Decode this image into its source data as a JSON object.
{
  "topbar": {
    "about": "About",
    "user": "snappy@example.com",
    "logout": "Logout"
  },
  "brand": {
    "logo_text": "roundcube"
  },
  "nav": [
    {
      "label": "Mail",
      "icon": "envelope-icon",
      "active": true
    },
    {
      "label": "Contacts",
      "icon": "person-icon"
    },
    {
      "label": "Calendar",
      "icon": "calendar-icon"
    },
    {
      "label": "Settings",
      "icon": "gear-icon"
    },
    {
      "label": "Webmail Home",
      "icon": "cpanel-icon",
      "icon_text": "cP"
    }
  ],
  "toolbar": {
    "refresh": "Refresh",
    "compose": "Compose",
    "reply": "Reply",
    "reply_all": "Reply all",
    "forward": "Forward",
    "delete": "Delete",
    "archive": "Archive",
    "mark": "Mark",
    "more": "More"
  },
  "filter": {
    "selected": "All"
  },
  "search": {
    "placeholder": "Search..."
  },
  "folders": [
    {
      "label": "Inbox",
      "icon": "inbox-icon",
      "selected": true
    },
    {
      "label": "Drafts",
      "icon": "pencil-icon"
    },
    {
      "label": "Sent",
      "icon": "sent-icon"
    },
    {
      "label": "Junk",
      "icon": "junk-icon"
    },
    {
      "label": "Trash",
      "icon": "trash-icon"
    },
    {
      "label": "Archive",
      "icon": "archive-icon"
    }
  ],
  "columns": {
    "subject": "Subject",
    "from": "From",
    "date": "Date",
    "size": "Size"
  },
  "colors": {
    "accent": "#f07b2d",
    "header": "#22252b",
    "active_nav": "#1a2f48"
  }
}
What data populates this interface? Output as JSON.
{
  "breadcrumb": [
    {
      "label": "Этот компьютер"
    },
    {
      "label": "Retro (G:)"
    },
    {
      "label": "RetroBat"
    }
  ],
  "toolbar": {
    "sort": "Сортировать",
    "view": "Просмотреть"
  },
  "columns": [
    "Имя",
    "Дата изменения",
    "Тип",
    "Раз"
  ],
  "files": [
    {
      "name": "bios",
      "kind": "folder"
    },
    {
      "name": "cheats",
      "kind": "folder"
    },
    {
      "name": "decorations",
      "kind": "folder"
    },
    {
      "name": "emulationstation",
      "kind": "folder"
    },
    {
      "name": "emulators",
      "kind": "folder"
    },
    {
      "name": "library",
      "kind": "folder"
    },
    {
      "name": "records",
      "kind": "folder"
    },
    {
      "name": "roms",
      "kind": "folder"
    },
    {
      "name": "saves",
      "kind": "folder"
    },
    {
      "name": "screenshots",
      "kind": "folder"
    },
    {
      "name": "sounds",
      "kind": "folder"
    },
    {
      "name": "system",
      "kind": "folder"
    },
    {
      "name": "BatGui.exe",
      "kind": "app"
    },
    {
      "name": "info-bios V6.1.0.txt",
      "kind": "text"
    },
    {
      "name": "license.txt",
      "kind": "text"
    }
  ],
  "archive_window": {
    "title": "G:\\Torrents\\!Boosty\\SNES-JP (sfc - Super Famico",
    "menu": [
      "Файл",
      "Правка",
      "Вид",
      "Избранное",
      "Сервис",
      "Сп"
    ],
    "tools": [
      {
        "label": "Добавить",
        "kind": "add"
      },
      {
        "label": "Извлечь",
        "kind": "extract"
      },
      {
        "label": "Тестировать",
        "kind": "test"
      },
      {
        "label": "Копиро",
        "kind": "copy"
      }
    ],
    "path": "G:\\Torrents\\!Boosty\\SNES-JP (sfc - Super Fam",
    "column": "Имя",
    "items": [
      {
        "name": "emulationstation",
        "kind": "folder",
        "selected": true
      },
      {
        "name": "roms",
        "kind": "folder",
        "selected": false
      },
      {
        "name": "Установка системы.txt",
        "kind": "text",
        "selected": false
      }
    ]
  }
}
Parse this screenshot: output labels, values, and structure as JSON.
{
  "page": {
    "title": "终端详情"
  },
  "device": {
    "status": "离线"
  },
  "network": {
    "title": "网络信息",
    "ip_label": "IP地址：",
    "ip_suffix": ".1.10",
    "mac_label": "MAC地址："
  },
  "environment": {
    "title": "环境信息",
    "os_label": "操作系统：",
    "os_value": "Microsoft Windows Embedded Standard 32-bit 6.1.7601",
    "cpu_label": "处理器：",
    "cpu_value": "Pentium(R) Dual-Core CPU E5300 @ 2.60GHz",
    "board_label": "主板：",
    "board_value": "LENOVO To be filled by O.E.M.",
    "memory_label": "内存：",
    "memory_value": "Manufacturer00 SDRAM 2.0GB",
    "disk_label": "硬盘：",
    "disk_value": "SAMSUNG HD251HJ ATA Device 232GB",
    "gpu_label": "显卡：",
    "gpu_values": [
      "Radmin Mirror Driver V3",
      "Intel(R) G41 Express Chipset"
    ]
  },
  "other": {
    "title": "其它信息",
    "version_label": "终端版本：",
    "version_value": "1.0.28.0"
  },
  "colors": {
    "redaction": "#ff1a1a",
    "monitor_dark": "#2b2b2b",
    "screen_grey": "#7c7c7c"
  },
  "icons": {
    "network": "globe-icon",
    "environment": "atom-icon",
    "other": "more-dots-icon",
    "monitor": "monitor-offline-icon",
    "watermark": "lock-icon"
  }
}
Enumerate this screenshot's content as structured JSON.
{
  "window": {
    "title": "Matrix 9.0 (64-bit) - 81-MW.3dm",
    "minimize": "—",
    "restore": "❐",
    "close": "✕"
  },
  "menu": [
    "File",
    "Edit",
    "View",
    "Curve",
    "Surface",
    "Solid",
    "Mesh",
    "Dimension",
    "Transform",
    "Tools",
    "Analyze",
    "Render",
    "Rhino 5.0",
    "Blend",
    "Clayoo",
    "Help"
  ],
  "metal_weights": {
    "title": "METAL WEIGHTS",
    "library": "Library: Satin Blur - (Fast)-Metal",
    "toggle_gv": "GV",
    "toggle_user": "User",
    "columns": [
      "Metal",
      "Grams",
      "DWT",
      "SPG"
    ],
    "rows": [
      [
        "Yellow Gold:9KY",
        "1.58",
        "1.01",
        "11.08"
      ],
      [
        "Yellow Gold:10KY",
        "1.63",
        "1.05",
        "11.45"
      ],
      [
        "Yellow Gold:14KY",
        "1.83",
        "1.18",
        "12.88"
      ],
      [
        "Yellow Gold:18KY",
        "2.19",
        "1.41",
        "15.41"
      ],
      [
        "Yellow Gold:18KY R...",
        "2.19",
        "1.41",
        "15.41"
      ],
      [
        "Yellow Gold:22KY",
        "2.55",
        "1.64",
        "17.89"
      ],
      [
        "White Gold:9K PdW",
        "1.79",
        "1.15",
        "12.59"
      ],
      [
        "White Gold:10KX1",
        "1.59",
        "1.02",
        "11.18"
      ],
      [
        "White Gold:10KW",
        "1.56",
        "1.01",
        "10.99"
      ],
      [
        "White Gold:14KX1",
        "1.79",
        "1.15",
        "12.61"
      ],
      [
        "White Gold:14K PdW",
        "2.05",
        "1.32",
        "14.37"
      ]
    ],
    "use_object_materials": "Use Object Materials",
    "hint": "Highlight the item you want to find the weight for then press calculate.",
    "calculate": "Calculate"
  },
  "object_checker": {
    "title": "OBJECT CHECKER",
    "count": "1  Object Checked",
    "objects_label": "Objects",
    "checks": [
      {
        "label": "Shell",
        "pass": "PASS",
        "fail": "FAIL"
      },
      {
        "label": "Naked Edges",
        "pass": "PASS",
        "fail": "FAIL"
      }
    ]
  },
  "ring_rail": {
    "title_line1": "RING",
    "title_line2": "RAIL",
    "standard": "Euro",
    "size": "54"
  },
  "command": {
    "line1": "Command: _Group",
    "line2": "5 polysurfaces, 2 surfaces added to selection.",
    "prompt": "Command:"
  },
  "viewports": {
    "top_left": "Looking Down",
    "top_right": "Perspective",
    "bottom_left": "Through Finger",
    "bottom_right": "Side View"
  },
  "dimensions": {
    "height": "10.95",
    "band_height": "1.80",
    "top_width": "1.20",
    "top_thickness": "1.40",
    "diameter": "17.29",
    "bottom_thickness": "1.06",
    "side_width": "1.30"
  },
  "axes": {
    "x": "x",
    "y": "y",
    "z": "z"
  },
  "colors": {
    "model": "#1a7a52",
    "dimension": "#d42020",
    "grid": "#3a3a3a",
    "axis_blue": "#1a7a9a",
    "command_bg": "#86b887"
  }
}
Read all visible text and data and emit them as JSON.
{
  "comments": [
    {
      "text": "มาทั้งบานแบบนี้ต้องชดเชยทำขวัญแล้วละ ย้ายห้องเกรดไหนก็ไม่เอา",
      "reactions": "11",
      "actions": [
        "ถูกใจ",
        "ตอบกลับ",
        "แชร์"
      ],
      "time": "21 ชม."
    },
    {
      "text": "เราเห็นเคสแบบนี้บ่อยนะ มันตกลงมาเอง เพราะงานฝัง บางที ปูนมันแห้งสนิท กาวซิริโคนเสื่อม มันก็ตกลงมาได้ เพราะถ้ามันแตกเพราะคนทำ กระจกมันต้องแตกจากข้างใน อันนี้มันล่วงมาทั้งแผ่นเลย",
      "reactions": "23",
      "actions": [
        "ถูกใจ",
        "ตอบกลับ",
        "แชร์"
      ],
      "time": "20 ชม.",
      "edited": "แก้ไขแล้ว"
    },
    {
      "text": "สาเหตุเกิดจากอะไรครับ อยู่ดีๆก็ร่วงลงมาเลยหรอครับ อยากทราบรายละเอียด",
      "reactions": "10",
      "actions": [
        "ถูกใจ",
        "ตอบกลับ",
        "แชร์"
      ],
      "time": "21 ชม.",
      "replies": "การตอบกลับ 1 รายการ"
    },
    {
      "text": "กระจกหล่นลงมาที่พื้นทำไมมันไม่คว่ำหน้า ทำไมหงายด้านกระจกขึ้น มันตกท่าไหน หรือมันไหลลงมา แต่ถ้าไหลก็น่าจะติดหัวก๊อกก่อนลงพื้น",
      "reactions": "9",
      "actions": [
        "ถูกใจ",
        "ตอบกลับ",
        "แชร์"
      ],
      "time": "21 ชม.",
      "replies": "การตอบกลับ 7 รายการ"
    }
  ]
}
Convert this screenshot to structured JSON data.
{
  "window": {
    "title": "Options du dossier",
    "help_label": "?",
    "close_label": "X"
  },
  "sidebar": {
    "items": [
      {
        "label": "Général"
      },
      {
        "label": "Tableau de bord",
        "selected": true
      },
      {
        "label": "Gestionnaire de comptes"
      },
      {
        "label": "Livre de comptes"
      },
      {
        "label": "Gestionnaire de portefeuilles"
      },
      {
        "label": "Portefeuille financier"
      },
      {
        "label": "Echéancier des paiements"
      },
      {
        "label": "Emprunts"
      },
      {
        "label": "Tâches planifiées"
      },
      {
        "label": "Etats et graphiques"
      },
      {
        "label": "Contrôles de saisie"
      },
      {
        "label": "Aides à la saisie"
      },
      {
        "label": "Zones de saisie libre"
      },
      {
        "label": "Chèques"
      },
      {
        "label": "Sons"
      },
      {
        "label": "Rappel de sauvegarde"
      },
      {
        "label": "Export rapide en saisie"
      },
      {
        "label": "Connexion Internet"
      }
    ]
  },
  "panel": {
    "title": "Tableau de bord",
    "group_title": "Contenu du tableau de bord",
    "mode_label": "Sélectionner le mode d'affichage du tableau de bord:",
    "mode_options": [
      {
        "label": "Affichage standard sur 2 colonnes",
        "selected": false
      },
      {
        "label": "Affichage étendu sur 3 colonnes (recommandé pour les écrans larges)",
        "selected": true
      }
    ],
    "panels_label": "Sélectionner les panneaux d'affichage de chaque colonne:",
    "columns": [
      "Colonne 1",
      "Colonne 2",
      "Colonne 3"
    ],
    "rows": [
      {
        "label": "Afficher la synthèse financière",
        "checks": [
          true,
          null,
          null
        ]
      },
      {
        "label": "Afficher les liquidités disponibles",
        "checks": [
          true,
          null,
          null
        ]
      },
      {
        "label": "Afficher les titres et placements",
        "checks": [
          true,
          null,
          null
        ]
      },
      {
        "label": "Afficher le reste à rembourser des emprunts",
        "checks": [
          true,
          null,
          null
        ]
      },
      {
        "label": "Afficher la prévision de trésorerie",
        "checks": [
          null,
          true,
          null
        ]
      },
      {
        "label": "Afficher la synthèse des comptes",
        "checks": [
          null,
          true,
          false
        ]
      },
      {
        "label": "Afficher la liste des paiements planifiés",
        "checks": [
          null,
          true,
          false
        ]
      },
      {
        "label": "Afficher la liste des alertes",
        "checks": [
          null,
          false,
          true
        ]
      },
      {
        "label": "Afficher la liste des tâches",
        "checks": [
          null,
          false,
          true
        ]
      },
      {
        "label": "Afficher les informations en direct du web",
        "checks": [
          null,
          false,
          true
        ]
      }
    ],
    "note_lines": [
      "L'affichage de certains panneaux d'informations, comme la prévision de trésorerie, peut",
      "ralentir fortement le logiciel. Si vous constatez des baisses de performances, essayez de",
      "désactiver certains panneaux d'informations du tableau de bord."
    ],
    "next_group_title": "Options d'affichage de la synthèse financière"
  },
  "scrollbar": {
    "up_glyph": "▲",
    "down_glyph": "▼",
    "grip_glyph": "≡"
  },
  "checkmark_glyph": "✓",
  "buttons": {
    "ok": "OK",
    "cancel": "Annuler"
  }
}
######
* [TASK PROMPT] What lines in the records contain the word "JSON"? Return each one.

* [SOLUTION FOR THIS EXERCISE]
Decode this image into its source data as a JSON object.
What data populates this interface? Output as JSON.
Parse this screenshot: output labels, values, and structure as JSON.
Enumerate this screenshot's content as structured JSON.
Read all visible text and data and emit them as JSON.
Convert this screenshot to structured JSON data.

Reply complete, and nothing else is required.